Recorded just one week before the quartet's live debut in São Paulo, in September 2010, this was the first time the four musicians had played together. What follows proves that intensity and attention to detail can coexist when delivered as a cohesive artistic statement.
"With his newly formed quartet, Brazilian tenor sax titan and visual artist Ivo Perelman effectively synchronizes the freer aspects of improvisation with bop, and harmonious patterns. And the musicians' synergy offers an underlying constant within the copious slants and contrasts presented throughout." - All About Jazz
"Here it's about discovering moments of rare inspiration that grab thhe listener, taking them out of their comfort zone, inviting them to accept the challenge of entering a new realm, with all the risks inherent in such a venture. In the end it would be difficult not to consider "The Hour of the Star" as a small treasure, the fruit of the brilliance of its four driving forces."
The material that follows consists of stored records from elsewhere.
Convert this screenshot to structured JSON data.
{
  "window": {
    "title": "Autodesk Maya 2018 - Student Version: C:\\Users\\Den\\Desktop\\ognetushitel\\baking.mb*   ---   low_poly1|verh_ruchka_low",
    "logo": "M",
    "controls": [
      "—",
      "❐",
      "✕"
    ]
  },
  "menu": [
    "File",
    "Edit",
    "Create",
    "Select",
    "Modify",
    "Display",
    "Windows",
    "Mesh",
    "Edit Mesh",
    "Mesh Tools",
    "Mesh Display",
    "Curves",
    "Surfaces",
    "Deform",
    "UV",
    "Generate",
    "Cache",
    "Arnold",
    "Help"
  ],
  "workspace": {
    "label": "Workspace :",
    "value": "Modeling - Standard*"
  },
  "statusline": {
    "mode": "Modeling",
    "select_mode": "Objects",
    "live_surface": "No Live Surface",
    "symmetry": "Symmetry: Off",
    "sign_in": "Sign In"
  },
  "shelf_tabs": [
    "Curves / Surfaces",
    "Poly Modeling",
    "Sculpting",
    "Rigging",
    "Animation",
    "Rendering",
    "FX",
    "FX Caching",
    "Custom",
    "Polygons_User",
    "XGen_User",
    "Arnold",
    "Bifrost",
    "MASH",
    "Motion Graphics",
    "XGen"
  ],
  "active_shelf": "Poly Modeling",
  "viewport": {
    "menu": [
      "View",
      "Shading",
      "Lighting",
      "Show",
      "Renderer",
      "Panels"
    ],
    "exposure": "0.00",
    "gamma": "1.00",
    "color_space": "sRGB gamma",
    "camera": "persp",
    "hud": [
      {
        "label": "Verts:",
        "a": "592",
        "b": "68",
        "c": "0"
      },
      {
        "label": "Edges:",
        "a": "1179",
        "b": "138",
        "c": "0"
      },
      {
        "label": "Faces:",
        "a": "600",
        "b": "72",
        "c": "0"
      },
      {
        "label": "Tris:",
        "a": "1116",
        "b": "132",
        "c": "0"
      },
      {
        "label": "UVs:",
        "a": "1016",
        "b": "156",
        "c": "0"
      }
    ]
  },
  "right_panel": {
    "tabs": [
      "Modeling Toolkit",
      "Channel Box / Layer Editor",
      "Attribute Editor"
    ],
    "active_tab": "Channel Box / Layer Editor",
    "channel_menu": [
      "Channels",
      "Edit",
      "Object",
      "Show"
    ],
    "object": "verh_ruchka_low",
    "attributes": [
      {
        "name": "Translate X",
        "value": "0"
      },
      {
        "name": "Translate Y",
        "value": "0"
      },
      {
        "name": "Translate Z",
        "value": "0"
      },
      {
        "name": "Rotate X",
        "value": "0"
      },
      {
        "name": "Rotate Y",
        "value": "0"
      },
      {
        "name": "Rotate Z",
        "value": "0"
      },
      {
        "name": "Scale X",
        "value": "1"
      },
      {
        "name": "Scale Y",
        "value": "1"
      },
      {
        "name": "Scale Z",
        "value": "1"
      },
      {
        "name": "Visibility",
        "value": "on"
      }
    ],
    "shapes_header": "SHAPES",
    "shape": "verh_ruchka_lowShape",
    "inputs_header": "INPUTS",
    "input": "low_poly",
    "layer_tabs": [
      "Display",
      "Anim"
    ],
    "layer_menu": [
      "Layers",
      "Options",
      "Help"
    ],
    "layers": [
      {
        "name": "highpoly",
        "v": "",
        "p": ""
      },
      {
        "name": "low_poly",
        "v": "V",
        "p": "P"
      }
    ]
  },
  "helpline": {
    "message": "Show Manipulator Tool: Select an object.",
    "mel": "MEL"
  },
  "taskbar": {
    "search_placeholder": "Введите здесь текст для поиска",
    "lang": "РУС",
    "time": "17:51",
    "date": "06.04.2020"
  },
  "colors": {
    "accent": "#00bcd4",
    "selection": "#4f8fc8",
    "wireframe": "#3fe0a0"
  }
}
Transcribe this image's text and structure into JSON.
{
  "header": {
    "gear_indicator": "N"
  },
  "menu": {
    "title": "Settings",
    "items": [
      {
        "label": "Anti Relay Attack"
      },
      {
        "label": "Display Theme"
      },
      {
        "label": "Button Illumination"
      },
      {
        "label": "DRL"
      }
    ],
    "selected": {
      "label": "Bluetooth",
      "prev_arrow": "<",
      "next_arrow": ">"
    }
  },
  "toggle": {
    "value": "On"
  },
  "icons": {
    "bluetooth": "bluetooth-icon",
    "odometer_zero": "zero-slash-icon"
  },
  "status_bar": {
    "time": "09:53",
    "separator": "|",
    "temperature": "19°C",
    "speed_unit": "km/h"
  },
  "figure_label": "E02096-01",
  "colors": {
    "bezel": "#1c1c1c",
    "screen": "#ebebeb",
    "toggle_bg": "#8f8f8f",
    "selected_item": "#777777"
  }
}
Available as 320k MP3 or 16bit FLAC
1. A Tearful Tale - 13:50
2. Singing The Blue - 8:07
3. The Hour Of The Star - 13:56
4. The Right To Protest - 4:43
5. As For The Future - 10:45
6. Whistling In The Dark Wind - 9:56
Born in 1961 in São Paulo, Brazil, Perelman was a classical guitar prodigy who tried his hand at many other instruments – including cello, clarinet, and trombone – before gravitating to the tenor saxophone. His initial heroes were the cool jazz saxophonists Stan Getz and Paul Desmond. But although these artists’ romantic bent still shapes Perelman’s voluptuous improvisations, it would be hard to find their direct influence in the fiery, galvanic, iconoclastic solos that have become his trademark...[more]
"Perelman is one of the great saxophone virtuosi and exponents of spontaneous composition to have emerged in the past three decades." –Jazzwise
"Sax extraordinaire Ivo Perelman is one of the most advanced living practitioners of the tenor saxophone...the Brazilian-born sax master's ability to create out of thin air has few if any peers." – Something Else
Steeped in the history of the jazz avant-garde yet with an unmistakeably individual voice, Matthew Shipp has established himself as one of the most important figures in American creative music today. Combining an uncompromising personal language with an exemplary eclecticism, Shipp has worked with an astonishing array of musicians, including Roscoe Mitchell, David S. Ware, Antipop Consortium, William Parker, Mat Maneri, Spring Heel Jack, J Spaceman, Evan Parker, and Nate Wooley.
“Shipp’s approach to the keyboard is a study of tone, decay, muscle, and grace . . . round filigree unfolding amid monumental bell-like clangs . . . rangy attack that volleys from dense clusters that nearly distort themselves to barely perceptible skims of the keyboard . . . stark and insistent and utterly massive.” – Clifford Allen, Tiny Mix Tapes